LANSING, Ill. (November 25, 2020) – At the beginning of 2020, Lansing had one micro pantry. As the year draws to a close, it now has four, thanks to 16-year-old Korey Ziemkowski and her family.
Since late August, the Lansing resident and TF South student has invested hours of time and effort to secure locations for, build, and stock three micro pantries at churches throughout the Village.
The small wooden boxes serve as storage units for people in need of food and other basics to anonymously pick up items for free. They are open to donors who want to leave food and other materials for others. Signs on the pantries read, “Take what you need. Leave what you can.”
Lansing’s food pantries are located at Mt. Zion UFL Ministries (2340 177th Street), First United Methodist Church (18420 Burnham Avenue), Bethel Church (3500 Glenwood Lansing Road), and Cornerstone Church (3440 178th Street).
Location 1: Mt. Zion UFL Ministries
The first Lansing micro pantry went up in early 2019 at Mt. Zion UFL Ministries. The pantry has served many people, according to Mt. Zion secretary Betty Burley. “Micro pantries are really important. … These are emergency food situations, open 24 hours a day, and they’re anonymous,” Burley said in October of this year. She said Mt. Zion Ministries used to make a couple dozen peanut butter and jelly sandwiches daily to put in the micro pantry, and they were always gone at the end of the day.
Location 2: First United Methodist Church
The pantry at First United Methodist opened in early October after Korey Ziemkowski participated in the We Are Lansing drive-thru food giveaway on August 29. Ziemkowski, who has donated to micro pantries in neighboring communities before, met Pastor Dave Price of First United Methodist at the giveaway, and he was open to the idea of a micro pantry.
“I had asked him about it and he loved the idea,” Ziemkowski said. “Then I talked to the [church’s] board members and got it all set up … I found out that we do have a church in town that loved the idea as much as we did and would be willing to help us in any way we needed.”
Ziemkowski reached out to The Guardian Group, a nonprofit based in Joliet that builds micro pantries in locations in northern Illinois. The organization came and built the micro pantry on October 8 and stocked it. The Ziemkowskis and the Lansing community have kept it stocked since then, however.
Location 3: Bethel Church
The third Lansing micro pantry is located at Bethel Church, and opened in early November after Bethel Church reached out to the Ziemkowskis about starting it. Head Custodian Dave Schurman and another church member built the pantry and the Ziemkowski family stocked it.
“[Bethel Church] was extremely willing to help out,” Ziemkowski said, “They did the work behind it, they did the labor behind it, and I kind of did behind the scenes.”
Location 4: Cornerstone Church

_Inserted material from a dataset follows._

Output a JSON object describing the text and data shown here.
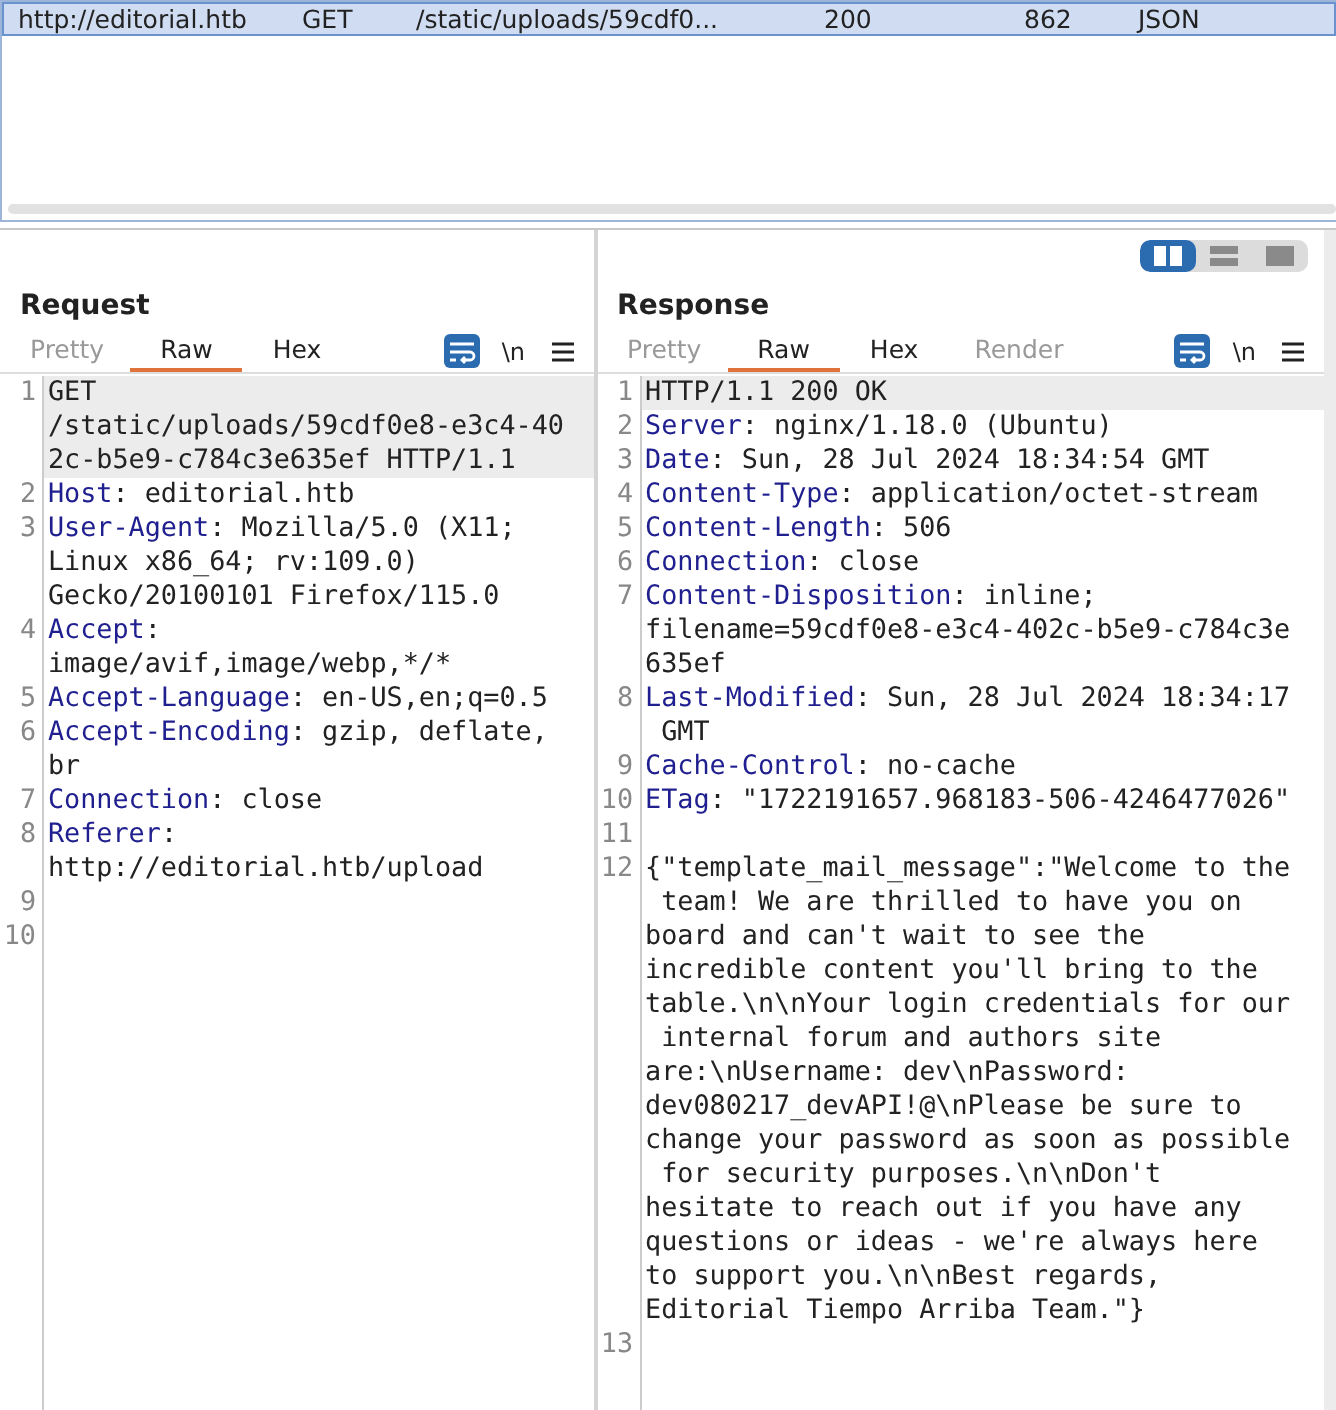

Ziemkowski was involved in every part of bringing Lansing’s newest micro pantry to life. She worked with her dad Kevin Ziemkowski to construct the pantry, using donated paint to help finish the structure. She said her aunt had used a winning lottery ticket to help pay for the plexiglass needed for the front doors of the micro pantry, and Dave Schurman had some leftover materials she and her dad were able to use. A donor paid for the remainder of the costs.
“It was a super easy project because so many people were able to donate,” Ziemkowski said.

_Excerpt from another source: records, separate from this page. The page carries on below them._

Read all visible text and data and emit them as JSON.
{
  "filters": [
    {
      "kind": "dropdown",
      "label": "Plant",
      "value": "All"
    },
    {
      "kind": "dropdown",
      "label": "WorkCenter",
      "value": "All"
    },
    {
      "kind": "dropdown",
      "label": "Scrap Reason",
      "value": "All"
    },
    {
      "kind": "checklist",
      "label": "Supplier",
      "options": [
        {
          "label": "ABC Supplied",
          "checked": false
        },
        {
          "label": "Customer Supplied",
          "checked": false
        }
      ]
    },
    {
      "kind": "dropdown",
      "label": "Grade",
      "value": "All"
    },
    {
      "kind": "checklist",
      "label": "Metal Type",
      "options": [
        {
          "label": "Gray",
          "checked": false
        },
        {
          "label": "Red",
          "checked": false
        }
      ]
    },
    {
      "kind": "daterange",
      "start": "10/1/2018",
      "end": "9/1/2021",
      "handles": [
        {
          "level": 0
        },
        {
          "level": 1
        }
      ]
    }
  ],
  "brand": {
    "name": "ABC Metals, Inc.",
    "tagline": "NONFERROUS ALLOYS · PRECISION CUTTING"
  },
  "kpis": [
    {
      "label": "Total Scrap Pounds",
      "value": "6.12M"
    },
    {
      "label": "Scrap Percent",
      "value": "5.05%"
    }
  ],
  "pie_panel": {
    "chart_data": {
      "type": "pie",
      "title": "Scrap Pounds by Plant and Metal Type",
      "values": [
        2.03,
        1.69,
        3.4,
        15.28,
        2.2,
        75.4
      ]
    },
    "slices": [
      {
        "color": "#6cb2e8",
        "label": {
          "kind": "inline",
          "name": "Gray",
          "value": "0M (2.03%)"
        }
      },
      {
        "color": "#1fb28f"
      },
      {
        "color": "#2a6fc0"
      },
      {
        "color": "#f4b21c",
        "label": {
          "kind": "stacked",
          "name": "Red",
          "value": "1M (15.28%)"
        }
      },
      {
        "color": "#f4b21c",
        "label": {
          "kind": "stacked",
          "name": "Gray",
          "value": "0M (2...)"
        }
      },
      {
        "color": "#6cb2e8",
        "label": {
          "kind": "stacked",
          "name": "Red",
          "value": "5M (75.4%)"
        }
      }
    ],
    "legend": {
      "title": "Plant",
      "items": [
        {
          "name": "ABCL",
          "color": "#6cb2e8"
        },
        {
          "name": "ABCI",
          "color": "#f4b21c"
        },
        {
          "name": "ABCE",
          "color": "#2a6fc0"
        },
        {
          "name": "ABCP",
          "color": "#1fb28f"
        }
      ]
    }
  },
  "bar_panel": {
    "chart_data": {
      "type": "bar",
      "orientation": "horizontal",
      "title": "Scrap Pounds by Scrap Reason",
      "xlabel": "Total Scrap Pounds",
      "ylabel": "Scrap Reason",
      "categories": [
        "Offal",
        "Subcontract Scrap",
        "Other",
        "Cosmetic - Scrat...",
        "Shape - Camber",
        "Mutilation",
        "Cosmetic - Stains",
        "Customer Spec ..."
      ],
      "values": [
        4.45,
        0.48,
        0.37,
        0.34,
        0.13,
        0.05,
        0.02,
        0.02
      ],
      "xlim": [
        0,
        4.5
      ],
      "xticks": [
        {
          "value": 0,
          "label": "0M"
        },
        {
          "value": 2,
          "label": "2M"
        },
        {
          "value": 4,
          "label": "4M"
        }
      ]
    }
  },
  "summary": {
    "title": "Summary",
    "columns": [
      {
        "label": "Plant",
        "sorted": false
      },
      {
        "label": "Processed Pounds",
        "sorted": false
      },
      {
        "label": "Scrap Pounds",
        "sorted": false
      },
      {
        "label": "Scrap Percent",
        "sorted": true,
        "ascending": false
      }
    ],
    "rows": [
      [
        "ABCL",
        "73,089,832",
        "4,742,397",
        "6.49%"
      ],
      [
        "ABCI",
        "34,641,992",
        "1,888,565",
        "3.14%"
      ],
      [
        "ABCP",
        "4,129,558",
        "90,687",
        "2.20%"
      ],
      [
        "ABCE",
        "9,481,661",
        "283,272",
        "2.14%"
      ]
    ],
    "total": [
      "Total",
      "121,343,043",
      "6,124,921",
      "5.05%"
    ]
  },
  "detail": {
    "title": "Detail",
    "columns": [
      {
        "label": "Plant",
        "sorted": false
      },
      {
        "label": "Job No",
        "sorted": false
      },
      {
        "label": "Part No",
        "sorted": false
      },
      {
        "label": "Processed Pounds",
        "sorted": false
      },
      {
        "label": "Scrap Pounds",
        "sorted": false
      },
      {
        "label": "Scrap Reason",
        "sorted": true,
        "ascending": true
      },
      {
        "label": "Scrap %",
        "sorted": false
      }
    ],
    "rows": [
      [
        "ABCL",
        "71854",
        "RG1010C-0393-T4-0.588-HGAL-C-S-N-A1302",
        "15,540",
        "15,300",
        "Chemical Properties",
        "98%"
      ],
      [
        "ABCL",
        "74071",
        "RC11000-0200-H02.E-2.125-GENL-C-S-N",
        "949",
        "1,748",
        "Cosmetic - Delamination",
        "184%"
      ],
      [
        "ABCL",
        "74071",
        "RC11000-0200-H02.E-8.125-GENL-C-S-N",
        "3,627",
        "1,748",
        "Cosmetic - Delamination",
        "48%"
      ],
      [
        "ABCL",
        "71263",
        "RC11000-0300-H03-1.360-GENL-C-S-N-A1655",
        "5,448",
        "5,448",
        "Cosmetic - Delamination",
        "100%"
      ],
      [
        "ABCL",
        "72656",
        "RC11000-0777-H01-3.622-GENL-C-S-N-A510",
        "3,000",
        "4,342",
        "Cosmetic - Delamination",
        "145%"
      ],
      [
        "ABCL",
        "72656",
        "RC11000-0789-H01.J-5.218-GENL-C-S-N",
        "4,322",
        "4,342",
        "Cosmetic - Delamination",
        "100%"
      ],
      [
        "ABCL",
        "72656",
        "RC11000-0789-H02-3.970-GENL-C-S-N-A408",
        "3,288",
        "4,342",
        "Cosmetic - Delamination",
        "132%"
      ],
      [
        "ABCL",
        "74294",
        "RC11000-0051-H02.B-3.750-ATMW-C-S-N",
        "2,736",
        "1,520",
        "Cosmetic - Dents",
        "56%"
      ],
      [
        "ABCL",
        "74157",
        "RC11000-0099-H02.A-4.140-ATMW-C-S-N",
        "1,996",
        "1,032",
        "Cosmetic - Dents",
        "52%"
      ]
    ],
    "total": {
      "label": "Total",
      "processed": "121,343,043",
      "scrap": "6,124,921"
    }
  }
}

Generosity, maintenance, and learning
“With COVID happening and not being able to be in direct contact with people, this a way that people can still help one another, but not be in the same room as them and not be exposed to anything,” Ziemkowski said in October. “I can’t wait for more people to learn about it and be able to go there as much as they need to.”
Ziemkowski said she tries to visit each pantry once per week, and has a room in her house that she uses for food storage so she can help restock the micro pantries as needed. She said staying organized, checking expiration dates, and visiting the pantries can sometimes be challenge amid her duties as a full-time student. Having connections at each of the churches who can text her if a pantry needs attention has been very helpful, she said.
Educating donors is also an aspect of the pantries that Ziemkowski has picked up on, as perishable items or items that attract rodents are not ideal, but are sometimes placed in the pantries anyway.
Other donations that Ziemkowski didn’t expect have been popular, she said. The pantry at First United Methodist Church had a donation of roughly 30 knitted hats. “I think of toiletries and stuff, but I didn’t really think of that”.
Baby rice cereal has been another donation that Ziemkowski didn’t expect. “The baby food was a really eye-opening one for me because if a child is hungry, and that’s there to provide for a parent, to provide for their child, that’s what makes it all worth it,” she said.
Ziemkowski said that since Lansing is now largely covered by the four micro pantries, she does not have plans to start another, though if a church reached out to her, she would be willing to help.
“I’ve learned how many people are in my corner,” the 16-year-old said. “Anytime I post about the pantries on Facebook…everyone is jumping onboard.” She said she has received so much support by way of monetary and food donations. “Someone literally offered to buy me a homecoming dress because she’s so proud of me,” she said. “Right now in our community, people are so willing to help.”
Anonymous, 24-hour food access
The four micro pantries are open 24 hours every day for donors and those in need. Pick-ups and donations are anonymous.
Mt. Zion UFL Ministries is located at 2340 177th Street, First United Methodist Church is located at 18420 Burnham Avenue, Bethel Church is located at 3500 Glenwood Lansing Road, and Cornerstone Church is located at 3440 178th Street.
- Lansing 16-year-old starts micro pantry (October 10, 2020)
New micro pantry provides anonymous assistance to those in need (March 21, 2019)